Chronic pain. It can last for at least three months – or, heaven forbid, permanently. Chronic pain can easily be intense enough to interfere with someone’s professional and social life, as well as their duties as a caregiver. Up to 85% of people with chronic pain also experience severe depression. Approximately 35% have anxiety disorders. Between 50 and 90% report difficulty sleeping as well.

If you suffer from chronic pain, then you’re not alone. An estimated 20.9% of American adults have it. It’s common because so many conditions can cause it, including cancer, arthritis, migraine and fibromyalgia. Orthopedic injuries, which include dislocations, sprains, fractures and broken bones, frequently cause chronic pain as well.

What Treatments Are Available for Chronic Pain?

You don’t want any pain – least of all pain that doesn’t go away. So what can you do? Surgical treatments are available, although you don’t relish the thought of going under the knife, enduring a long recovery period, and possibly coming out no better for it. Opioid painkillers are also an option, albeit one with a long list of side effects. You also wouldn’t like to become one of the 5% of Americans who have become addicted to opioids.

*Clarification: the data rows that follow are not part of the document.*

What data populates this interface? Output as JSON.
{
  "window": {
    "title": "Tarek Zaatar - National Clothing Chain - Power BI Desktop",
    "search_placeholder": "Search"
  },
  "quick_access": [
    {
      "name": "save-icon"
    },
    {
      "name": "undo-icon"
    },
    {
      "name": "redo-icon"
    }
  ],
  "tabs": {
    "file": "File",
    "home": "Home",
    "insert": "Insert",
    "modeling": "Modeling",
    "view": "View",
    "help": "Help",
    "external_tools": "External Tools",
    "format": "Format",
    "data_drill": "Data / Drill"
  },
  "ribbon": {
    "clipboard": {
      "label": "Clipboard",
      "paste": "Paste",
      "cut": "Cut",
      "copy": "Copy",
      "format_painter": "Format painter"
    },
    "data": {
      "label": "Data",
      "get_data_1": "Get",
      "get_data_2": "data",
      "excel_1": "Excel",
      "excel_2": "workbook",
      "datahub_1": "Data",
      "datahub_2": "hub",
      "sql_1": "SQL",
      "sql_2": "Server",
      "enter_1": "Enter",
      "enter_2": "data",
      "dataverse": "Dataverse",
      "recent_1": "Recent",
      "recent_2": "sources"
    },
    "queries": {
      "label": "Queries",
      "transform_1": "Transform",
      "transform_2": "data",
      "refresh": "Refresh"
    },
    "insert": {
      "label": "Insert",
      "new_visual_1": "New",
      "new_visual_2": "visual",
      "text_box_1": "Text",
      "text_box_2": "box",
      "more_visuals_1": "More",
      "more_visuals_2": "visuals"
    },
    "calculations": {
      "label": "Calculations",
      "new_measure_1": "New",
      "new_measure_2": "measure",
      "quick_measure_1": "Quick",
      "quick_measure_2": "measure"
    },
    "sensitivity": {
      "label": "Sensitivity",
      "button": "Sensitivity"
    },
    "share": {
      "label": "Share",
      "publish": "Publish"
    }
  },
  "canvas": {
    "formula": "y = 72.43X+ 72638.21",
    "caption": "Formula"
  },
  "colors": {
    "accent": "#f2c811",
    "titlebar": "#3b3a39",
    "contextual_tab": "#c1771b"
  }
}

Fortunately, there is a nonsurgical and drug-free treatment available for chronic pain: physical therapy, which was specifically developed to address illnesses and injuries that could limit a person’s ability to function in their day-to-day life.

How Does Physical Therapy Treat Chronic Pain?

The goal of physical therapy isn’t to mask pain. It is to identify the underlying source of pain, and then address it through targeted therapies which restore normal functionality of the patient’s muscles, nerves and joints.

The best course of physical therapy depends entirely on the patient’s unique health needs. Treatment for a 32-year-old farmer who herniated a disc in their lower back while capturing a runaway pig may look completely different from treatment for a 72-year-old grandmother who fractured her hip after slipping and falling on ice.

That said, physical therapy commonly includes the following modalities:

  • Exercise – Aerobic training, resistance training and stretching all excel at strengthening the muscles that stabilize joints, which in turn lessens the amount of stress they’re subjected to during regular movement. Several technologies, such as the AlterG Anti-Gravity Treadmill, make exercise more accessible to those who are advanced in age or recovering from recent surgery or injury.

  • Ultrasound – It’s not just for taking a first look at babies! Gentle sound waves also excel at promoting freer movement of lymph – the fluid which transports nutrients and white blood cells throughout the body. Lymph supplies precisely what damaged soft tissues require in order to heal naturally.

  • Electrical stimulation – When it is applied judiciously, gentle electrical current can have manifold benefits including reduced inflammation, stronger muscles and decreased perception of pain. Electrical stimulation (e-stim) is often prescribed for low back pain, tendonitis and post-surgical pain.

  • Astym – Augmented soft tissue mobilization (Astym) involves the use of specialized tools to achieve two purposes: stimulating soft tissues’ innate healing abilities, and strengthening muscles so they can acclimate to stress without signaling pain. In addition to alleviating pain, Astym can accelerate recovery from acute and chronic injuries alike.

  • Trigger point dry needling – Trigger points are defined as “discrete, focal, hyperirritable spots located in a taut band of skeletal muscle.” Their chief symptom is pain, although they may also manifest as headache and decreased range of motion. Trigger point dry needling is an aptly named therapy: the patient’s trigger points are skewered and released with the tips of solid, non-hypodermic needles.

  • Manual therapy – Manual therapy is a hands-on technique practiced by many chiropractors, although physical therapists commonly use it as well. It revolves around manipulating soft tissues, joints and nerves so as to reduce muscle tension, improve mobility and enhance the body’s natural regenerative abilities. Manual therapy includes several different techniques such as joint mobilization, myofascial release, and proprioceptive neuromuscular facilitation.

These are only a few of many physical therapy modalities that have been shown to dramatically decrease patients’ perception of pain. But remember: masking pain is not the goal of physical therapy. It is to restore healthy functionality of the body, which just so happens to induce significant relief from pain as well. It’s a much nicer side effect than you could expect from taking opioids!

If you are suffering from chronic pain – for any reason – then Acucare Physical Therapy is standing by to help. We welcome you to contact our clinic in Sioux Falls, SD today to schedule your initial consultation. Our team will tailor the best physical therapy regimen for your unique health needs and goals!